As a courtesy from our vendor East View, I was glad to inform you that we have set up a 30 day trial of a Russian periodical of literary importance- 30 Dnei. Below links provide access information and publisher-provided description.
Founded in 1925 in Moscow and in continuous print until its closure in 1941, 30 Dnei was an illustrated Soviet literary journal most famous for the serialized publications of such Soviet literary sensations as Il’f and Petrov’s The Twelve Chairs and The Golden Calf. Praised and supported by none other than Maxim Gorky the journal was conceived by its publisher as a platform for the publication of short form literature, both original and translated, and was geared towards the emerging generation of writers and the intelligentsia. Apart from helping launch and shape the literary careers of a slew of Soviet writers the journal was instrumental in introducing acclaimed works of short fiction, essays, and poetry by foreign authors as well. Some of the most important Soviet and foreign writers whose works have appeared on the pages of 30 Dnei were Vasily Grossman, Vladimir Mayakovsky, Boris Pasternak, Ernest Hemingway, Langston Hughes, Paul Valery and others. Falling into disfavor with the central government in later years, with periodical criticisms of the editorial direction of the journal appearing in Pravda and Literaturnaia gazeta, the journal would cease publication soon after Nazi Germany’s invasion of the USSR in June of 1941.
30 Dnei Digital Archive contains the complete run of the popular literary monthly journal and represents an important resource for researchers of Soviet history and literature in its formative period.
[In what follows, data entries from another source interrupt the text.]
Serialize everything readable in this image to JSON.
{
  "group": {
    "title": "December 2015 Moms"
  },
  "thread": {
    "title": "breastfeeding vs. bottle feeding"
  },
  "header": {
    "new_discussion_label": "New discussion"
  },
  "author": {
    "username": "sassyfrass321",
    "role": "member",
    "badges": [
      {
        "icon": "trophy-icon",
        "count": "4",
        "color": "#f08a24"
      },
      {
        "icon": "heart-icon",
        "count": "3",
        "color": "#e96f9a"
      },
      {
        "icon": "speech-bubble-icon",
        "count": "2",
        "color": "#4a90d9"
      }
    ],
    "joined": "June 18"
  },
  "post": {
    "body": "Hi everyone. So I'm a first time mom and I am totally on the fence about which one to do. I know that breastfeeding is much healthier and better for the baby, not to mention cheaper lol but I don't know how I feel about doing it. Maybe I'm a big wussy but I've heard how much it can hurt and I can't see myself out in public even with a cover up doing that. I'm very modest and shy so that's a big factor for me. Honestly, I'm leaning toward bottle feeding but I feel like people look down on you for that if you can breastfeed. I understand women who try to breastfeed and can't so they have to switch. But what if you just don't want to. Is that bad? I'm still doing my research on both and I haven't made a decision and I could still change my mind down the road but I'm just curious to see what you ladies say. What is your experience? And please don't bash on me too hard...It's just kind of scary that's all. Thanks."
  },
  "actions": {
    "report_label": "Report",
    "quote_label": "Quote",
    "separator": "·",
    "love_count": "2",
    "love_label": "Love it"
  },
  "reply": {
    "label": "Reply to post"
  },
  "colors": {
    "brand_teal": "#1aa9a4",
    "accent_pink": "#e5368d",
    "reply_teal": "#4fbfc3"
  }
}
Today, March 8, is celebrated around the world as International Women’s Day. In the USSR, this holiday was celebrated rather religiously as the role of Soviet women in the success of the Soviet experiment and internationalist policies was undeniable. The conceptualization of the Soviet Woman as an idea was nuanced and complicated. A Wikipedia entry starts as follows, “International Women’s Day (IWD) is a global holiday celebrated annually on March 8 to commemorate the cultural, political, and socioeconomic achievements of women. It is also a focal point in the women’s rights movement, bringing attention to issues such as gender equality, reproductive rights, and violence against women.”
Image Source: Messy Nessy (https://www.messynessychic.com/2017/03/10/the-soviet-communist-origins-of-international-womens-day/) Fair Academic Use Only. The copyright belongs to the creator of the image.
Temma Kaplan’s article, “On the Socialist Origins of International Women’s Day,” provides insights into how this day became a signifier in the Socialist World. One however forgets that the origins of this day can be found in Germany as noted by Rochelle Goldberg Ruthchild in her article, “From West to East International Women’s Day, the First Decade.” Here you can access some materials from UC Berkeley Library’s catalog regarding International Women’s Day. Also, some posters from the collections of several California libraries can be found here.
One can watch an interesting clip from YouTube with a title, “Демонстрация женщин в 1917 году. Московские Новости. 8 марта 1967,” and a concert honoring women in the Soviet Union from 1984.
Below is the clip of a 1963 concert dedicated to International Women’s day:Концерт 8 Марта из Большого театра СССР (1963).
And here is a clip of protest on the occasion of March 8th from Mexico.
The Library has recently acquired access to Moscow News (pub. 1930-2014), which, as described on the database platform, “was the oldest English-language newspaper in Russia and, arguably, the newspaper with the longest democratic history. From a mouthpiece of the Communist party to an influential advocate for social and political change, the pages of Moscow News reflect the shifting ideological, political, social and economic currents that have swept through the Soviet Union and Russia in the last century.
“The Moscow News Digital Archive contains all obtainable published issues (1930-2014, approx. 60,000 pages), including issues of the newspaper’s short-lived sister publication Moscow Daily News (1932-1938).
“The Moscow News Digital Archive offers scholars the most comprehensive collection available for this title, and features full page-level digitization, complete original graphics, and searchable text, and is cross-searchable with numerous other East View digital resources.”